**Subtract and Assign (-=)**: Subtracts the right operand from the left operand and assigns the result to the left operand.

x = 5 x -= 3 # Same as x = x - 3 print(x) # Output: 2

**Multiply and Assign (*=)**: Multiplies the right operand with the left operand and assigns the result to the left operand.

x = 5 x *= 3 # Same as x = x * 3 print(x) # Output: 15

**Divide and Assign (/=)**: Divides the left operand by the right operand and assigns the result to the left operand.

x = 10 x /= 2 # Same as x = x / 2 print(x) # Output: 5.0

**Modulus and Assign (%=)**, **Exponent and Assign (**=)**, and **Floor Division and Assign (//=)** work similarly, performing their respective operations and then assigning the result to the left operand.

Assignment operators are essential in Python for variable manipulation, simplifying expressions, and making code more efficient and easier to understand.

## Identity Operators And Membership Operators In Python

Identity and Membership operators in Python are used to compare the identity of objects and check for membership within data structures, respectively.

### Identity Operators

Identity operators compare the memory locations of two objects. There are two identity operators in Python: **is** and **is not**.

**is**: Evaluates to true if the variables on either side of the operator point to the same object.

Example.

x = ["apple", "banana"] y = x print(x is y) # Output: True

**is not**: Evaluates to true if the variables on either side of the operator do not point to the same object.

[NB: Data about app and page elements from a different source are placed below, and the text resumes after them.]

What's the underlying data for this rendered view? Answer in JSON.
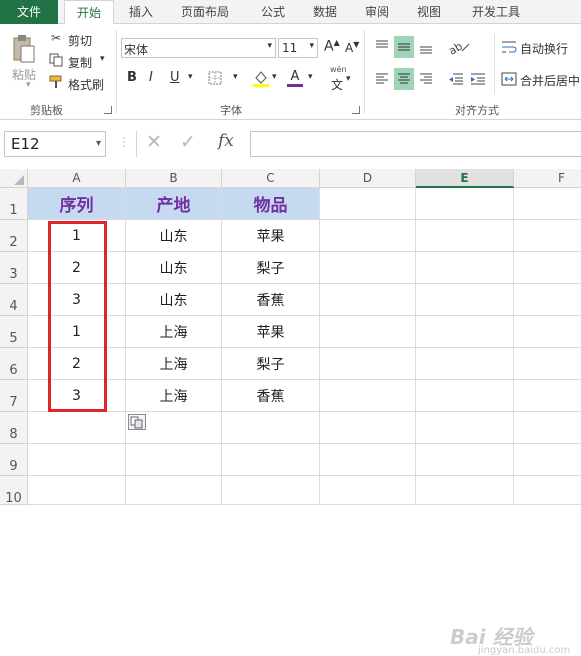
{
  "ribbon_tabs": {
    "file": "文件",
    "home": "开始",
    "insert": "插入",
    "page_layout": "页面布局",
    "formulas": "公式",
    "data": "数据",
    "review": "审阅",
    "view": "视图",
    "developer": "开发工具"
  },
  "clipboard": {
    "paste": "粘贴",
    "cut": "剪切",
    "copy": "复制",
    "format_painter": "格式刷",
    "group_label": "剪贴板"
  },
  "font": {
    "font_name": "宋体",
    "font_size": "11",
    "grow": "A",
    "shrink": "A",
    "bold": "B",
    "italic": "I",
    "underline": "U",
    "font_color_letter": "A",
    "phonetic_top": "wén",
    "phonetic_bottom": "文",
    "group_label": "字体"
  },
  "alignment": {
    "wrap_text": "自动换行",
    "merge_center": "合并后居中",
    "group_label": "对齐方式"
  },
  "formula_bar": {
    "name_box": "E12",
    "cancel_glyph": "✕",
    "enter_glyph": "✓",
    "fx": "fx",
    "formula": ""
  },
  "columns": [
    "A",
    "B",
    "C",
    "D",
    "E",
    "F"
  ],
  "selected_column": "E",
  "rows": [
    "1",
    "2",
    "3",
    "4",
    "5",
    "6",
    "7",
    "8",
    "9",
    "10"
  ],
  "table": {
    "headers": [
      "序列",
      "产地",
      "物品"
    ],
    "data": [
      [
        "1",
        "山东",
        "苹果"
      ],
      [
        "2",
        "山东",
        "梨子"
      ],
      [
        "3",
        "山东",
        "香蕉"
      ],
      [
        "1",
        "上海",
        "苹果"
      ],
      [
        "2",
        "上海",
        "梨子"
      ],
      [
        "3",
        "上海",
        "香蕉"
      ]
    ]
  },
  "colors": {
    "accent": "#217346",
    "header_fill": "#c5d9f1",
    "header_text": "#7030a0",
    "highlight_border": "#e0262b"
  },
  "watermark": {
    "text": "Bai 经验",
    "sub": "jingyan.baidu.com"
  }
}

Example.

x = ["apple", "banana"] y = ["apple", "banana"] print(x is not y) # Output: True

### Membership Operators

Membership operators test if a sequence is presented in an object. The two membership operators in Python are **in** and **not in**.

**in**: Returns True if a sequence with the specified value is present in the object.

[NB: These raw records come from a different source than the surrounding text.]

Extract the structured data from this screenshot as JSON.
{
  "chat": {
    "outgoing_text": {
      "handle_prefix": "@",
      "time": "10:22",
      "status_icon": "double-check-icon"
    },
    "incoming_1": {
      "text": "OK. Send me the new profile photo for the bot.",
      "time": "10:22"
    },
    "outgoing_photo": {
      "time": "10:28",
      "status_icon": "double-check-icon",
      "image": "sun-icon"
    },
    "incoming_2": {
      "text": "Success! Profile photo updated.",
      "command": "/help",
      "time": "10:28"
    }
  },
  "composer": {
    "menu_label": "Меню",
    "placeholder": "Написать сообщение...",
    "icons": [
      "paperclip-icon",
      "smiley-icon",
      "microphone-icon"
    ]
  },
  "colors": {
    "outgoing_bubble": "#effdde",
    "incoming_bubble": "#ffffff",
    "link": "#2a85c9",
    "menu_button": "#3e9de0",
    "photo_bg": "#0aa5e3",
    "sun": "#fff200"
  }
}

Example:

x = ["apple", "banana"] print("banana" in x) # Output: True

**not in**: Returns True if a sequence with the specified value is not present in the object.

Example.

print("cherry" not in x) # Output: True

Identity and Membership operators are crucial in Python for validating the identity of objects and checking for the presence of elements within various data structures like lists, tuples, and strings. They are widely used in conditional statements and loops to enhance the logic and functionality of Python scripts.

Operators in Python are essential for performing various operations on data. Understanding these operators and their applications is crucial for anyone looking to master Python programming. Whether it's for data manipulation, arithmetic calculations, or logical comparisons, Python operators provide a simple yet powerful tool for developers.